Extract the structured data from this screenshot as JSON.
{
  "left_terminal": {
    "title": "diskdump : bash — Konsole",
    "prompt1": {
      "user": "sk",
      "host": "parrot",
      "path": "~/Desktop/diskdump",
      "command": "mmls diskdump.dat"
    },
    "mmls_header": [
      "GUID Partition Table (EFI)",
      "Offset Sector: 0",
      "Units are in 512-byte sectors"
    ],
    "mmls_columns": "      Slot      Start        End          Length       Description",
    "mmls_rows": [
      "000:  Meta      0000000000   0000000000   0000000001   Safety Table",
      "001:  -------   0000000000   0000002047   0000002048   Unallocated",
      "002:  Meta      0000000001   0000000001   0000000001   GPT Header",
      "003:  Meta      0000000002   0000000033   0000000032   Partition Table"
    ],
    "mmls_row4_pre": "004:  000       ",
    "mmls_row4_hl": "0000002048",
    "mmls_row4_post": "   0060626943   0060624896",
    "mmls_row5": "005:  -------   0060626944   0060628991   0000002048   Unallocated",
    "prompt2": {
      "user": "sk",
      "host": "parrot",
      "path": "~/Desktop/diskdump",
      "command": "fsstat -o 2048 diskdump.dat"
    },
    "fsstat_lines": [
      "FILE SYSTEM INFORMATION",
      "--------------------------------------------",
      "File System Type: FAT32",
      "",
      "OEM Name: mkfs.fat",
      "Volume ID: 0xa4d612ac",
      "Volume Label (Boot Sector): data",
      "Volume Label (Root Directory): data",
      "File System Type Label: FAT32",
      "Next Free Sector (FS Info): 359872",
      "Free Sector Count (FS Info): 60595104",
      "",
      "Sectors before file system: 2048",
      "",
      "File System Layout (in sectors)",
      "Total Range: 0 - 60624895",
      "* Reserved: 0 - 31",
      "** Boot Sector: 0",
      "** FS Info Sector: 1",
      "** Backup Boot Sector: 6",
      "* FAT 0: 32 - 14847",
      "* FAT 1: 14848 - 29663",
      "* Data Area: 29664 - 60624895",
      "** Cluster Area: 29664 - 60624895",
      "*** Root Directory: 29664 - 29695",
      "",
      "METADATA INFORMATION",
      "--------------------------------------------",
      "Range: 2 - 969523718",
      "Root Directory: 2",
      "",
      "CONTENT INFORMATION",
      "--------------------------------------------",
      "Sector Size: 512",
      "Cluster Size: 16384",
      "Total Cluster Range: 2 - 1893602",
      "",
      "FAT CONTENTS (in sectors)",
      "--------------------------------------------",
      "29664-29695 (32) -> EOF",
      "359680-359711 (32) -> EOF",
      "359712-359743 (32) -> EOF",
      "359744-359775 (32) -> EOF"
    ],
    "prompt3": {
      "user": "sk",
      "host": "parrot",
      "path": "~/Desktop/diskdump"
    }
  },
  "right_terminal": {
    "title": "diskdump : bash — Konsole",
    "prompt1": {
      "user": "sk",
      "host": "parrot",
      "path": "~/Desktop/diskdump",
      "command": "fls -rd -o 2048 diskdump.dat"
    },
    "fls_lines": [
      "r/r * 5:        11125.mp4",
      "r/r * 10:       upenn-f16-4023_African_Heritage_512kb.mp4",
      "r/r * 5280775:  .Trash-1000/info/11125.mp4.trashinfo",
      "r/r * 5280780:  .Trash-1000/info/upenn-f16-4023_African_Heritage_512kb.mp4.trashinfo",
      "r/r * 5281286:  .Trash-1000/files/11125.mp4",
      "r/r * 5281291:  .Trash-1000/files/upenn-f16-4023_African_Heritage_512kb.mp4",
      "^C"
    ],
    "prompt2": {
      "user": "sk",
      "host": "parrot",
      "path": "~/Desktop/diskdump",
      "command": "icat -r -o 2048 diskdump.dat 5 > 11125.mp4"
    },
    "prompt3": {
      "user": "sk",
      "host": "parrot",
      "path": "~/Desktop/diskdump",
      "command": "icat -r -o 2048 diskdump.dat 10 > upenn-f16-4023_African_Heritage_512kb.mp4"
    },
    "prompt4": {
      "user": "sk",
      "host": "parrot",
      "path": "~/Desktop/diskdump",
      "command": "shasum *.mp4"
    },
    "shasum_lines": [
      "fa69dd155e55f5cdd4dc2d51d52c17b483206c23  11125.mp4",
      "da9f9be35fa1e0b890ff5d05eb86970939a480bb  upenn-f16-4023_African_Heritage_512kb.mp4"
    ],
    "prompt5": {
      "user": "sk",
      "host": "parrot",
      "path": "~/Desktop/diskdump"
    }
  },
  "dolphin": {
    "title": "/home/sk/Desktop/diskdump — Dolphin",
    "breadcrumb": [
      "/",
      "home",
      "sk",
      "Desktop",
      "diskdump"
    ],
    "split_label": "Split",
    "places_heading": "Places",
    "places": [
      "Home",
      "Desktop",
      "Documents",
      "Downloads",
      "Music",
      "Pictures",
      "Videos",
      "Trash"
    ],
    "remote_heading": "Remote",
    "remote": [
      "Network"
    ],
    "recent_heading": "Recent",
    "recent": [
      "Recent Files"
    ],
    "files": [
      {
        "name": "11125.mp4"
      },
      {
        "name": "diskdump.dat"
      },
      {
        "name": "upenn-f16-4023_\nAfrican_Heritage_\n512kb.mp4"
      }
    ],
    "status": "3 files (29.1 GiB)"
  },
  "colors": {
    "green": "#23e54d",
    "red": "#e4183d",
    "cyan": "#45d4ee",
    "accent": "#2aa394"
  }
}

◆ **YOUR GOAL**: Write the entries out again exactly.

◆ **ANSWER FOR THIS EXERCISE**:
Extract the structured data from this screenshot as JSON.
{
  "left_terminal": {
    "title": "diskdump : bash — Konsole",
    "prompt1": {
      "user": "sk",
      "host": "parrot",
      "path": "~/Desktop/diskdump",
      "command": "mmls diskdump.dat"
    },
    "mmls_header": [
      "GUID Partition Table (EFI)",
      "Offset Sector: 0",
      "Units are in 512-byte sectors"
    ],
    "mmls_columns": "      Slot      Start        End          Length       Description",
    "mmls_rows": [
      "000:  Meta      0000000000   0000000000   0000000001   Safety Table",
      "001:  -------   0000000000   0000002047   0000002048   Unallocated",
      "002:  Meta      0000000001   0000000001   0000000001   GPT Header",
      "003:  Meta      0000000002   0000000033   0000000032   Partition Table"
    ],
    "mmls_row4_pre": "004:  000       ",
    "mmls_row4_hl": "0000002048",
    "mmls_row4_post": "   0060626943   0060624896",
    "mmls_row5": "005:  -------   0060626944   0060628991   0000002048   Unallocated",
    "prompt2": {
      "user": "sk",
      "host": "parrot",
      "path": "~/Desktop/diskdump",
      "command": "fsstat -o 2048 diskdump.dat"
    },
    "fsstat_lines": [
      "FILE SYSTEM INFORMATION",
      "--------------------------------------------",
      "File System Type: FAT32",
      "",
      "OEM Name: mkfs.fat",
      "Volume ID: 0xa4d612ac",
      "Volume Label (Boot Sector): data",
      "Volume Label (Root Directory): data",
      "File System Type Label: FAT32",
      "Next Free Sector (FS Info): 359872",
      "Free Sector Count (FS Info): 60595104",
      "",
      "Sectors before file system: 2048",
      "",
      "File System Layout (in sectors)",
      "Total Range: 0 - 60624895",
      "* Reserved: 0 - 31",
      "** Boot Sector: 0",
      "** FS Info Sector: 1",
      "** Backup Boot Sector: 6",
      "* FAT 0: 32 - 14847",
      "* FAT 1: 14848 - 29663",
      "* Data Area: 29664 - 60624895",
      "** Cluster Area: 29664 - 60624895",
      "*** Root Directory: 29664 - 29695",
      "",
      "METADATA INFORMATION",
      "--------------------------------------------",
      "Range: 2 - 969523718",
      "Root Directory: 2",
      "",
      "CONTENT INFORMATION",
      "--------------------------------------------",
      "Sector Size: 512",
      "Cluster Size: 16384",
      "Total Cluster Range: 2 - 1893602",
      "",
      "FAT CONTENTS (in sectors)",
      "--------------------------------------------",
      "29664-29695 (32) -> EOF",
      "359680-359711 (32) -> EOF",
      "359712-359743 (32) -> EOF",
      "359744-359775 (32) -> EOF"
    ],
    "prompt3": {
      "user": "sk",
      "host": "parrot",
      "path": "~/Desktop/diskdump"
    }
  },
  "right_terminal": {
    "title": "diskdump : bash — Konsole",
    "prompt1": {
      "user": "sk",
      "host": "parrot",
      "path": "~/Desktop/diskdump",
      "command": "fls -rd -o 2048 diskdump.dat"
    },
    "fls_lines": [
      "r/r * 5:        11125.mp4",
      "r/r * 10:       upenn-f16-4023_African_Heritage_512kb.mp4",
      "r/r * 5280775:  .Trash-1000/info/11125.mp4.trashinfo",
      "r/r * 5280780:  .Trash-1000/info/upenn-f16-4023_African_Heritage_512kb.mp4.trashinfo",
      "r/r * 5281286:  .Trash-1000/files/11125.mp4",
      "r/r * 5281291:  .Trash-1000/files/upenn-f16-4023_African_Heritage_512kb.mp4",
      "^C"
    ],
    "prompt2": {
      "user": "sk",
      "host": "parrot",
      "path": "~/Desktop/diskdump",
      "command": "icat -r -o 2048 diskdump.dat 5 > 11125.mp4"
    },
    "prompt3": {
      "user": "sk",
      "host": "parrot",
      "path": "~/Desktop/diskdump",
      "command": "icat -r -o 2048 diskdump.dat 10 > upenn-f16-4023_African_Heritage_512kb.mp4"
    },
    "prompt4": {
      "user": "sk",
      "host": "parrot",
      "path": "~/Desktop/diskdump",
      "command": "shasum *.mp4"
    },
    "shasum_lines": [
      "fa69dd155e55f5cdd4dc2d51d52c17b483206c23  11125.mp4",
      "da9f9be35fa1e0b890ff5d05eb86970939a480bb  upenn-f16-4023_African_Heritage_512kb.mp4"
    ],
    "prompt5": {
      "user": "sk",
      "host": "parrot",
      "path": "~/Desktop/diskdump"
    }
  },
  "dolphin": {
    "title": "/home/sk/Desktop/diskdump — Dolphin",
    "breadcrumb": [
      "/",
      "home",
      "sk",
      "Desktop",
      "diskdump"
    ],
    "split_label": "Split",
    "places_heading": "Places",
    "places": [
      "Home",
      "Desktop",
      "Documents",
      "Downloads",
      "Music",
      "Pictures",
      "Videos",
      "Trash"
    ],
    "remote_heading": "Remote",
    "remote": [
      "Network"
    ],
    "recent_heading": "Recent",
    "recent": [
      "Recent Files"
    ],
    "files": [
      {
        "name": "11125.mp4"
      },
      {
        "name": "diskdump.dat"
      },
      {
        "name": "upenn-f16-4023_\nAfrican_Heritage_\n512kb.mp4"
      }
    ],
    "status": "3 files (29.1 GiB)"
  },
  "colors": {
    "green": "#23e54d",
    "red": "#e4183d",
    "cyan": "#45d4ee",
    "accent": "#2aa394"
  }
}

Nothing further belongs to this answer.